This project is based on the international F1 in Schools competition, conducted annually by Re-Engineering Australia, in which over 17,000 schools in fifty-one countries compete. In Australia, over 22,000 students compete each year, with countless more completing programs inspired by the competition.
Mimicking the world of a Formula One team, teams of students follow a pathway of engineering and manufacturing disciplines: design, analyse, test, make and race. They utilise real world technology such as 3D printing, 3D CAD engineering design and virtual wind tunnel simulation software to test and manufacture their designs. The student design engineers are also required to design logos, uniforms and a team image while maintaining the College style guidelines. This project also develops skills in problem solving, project management, communication, presentation, teamwork, innovation, self reflection, collaboration, and design: skills in demand by industries worldwide.
As part of the project, each team is matched with a mentor from a university who is involved in the Formula SAE competition.

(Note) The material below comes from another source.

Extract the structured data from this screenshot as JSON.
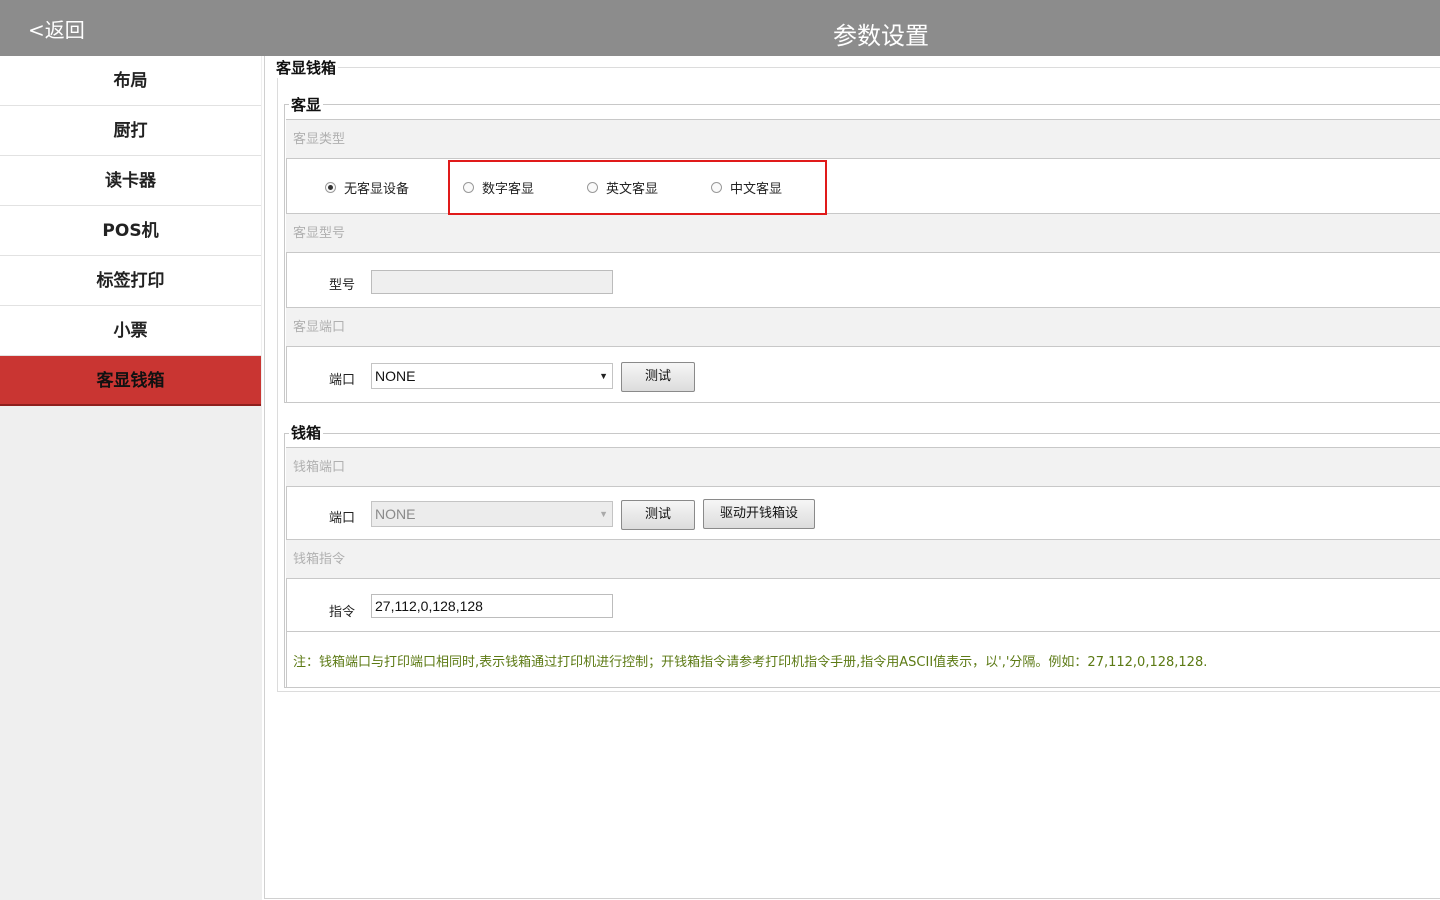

Formula SAE is an international competition for university students to design, manufacture and race an electric autonomous racing car. Participation is highly regarded in many industry sectors. This year, mentors from Swinburne University, Monash University and Melbourne University are working with Siena students. Students will meet regularly online with their mentors and will present their final project to a panel of all mentors.
On Friday, 18 March, the class travelled to Melbourne University to meet with their Formula SAE team. They toured their workshop and manufacturing facility, as well as their office space. They also explored the Telstra Creative Space, a state of the art makerspace. Students then worked with individual members of the Melbourne team to share their designs and get advice for the next iteration of their cars.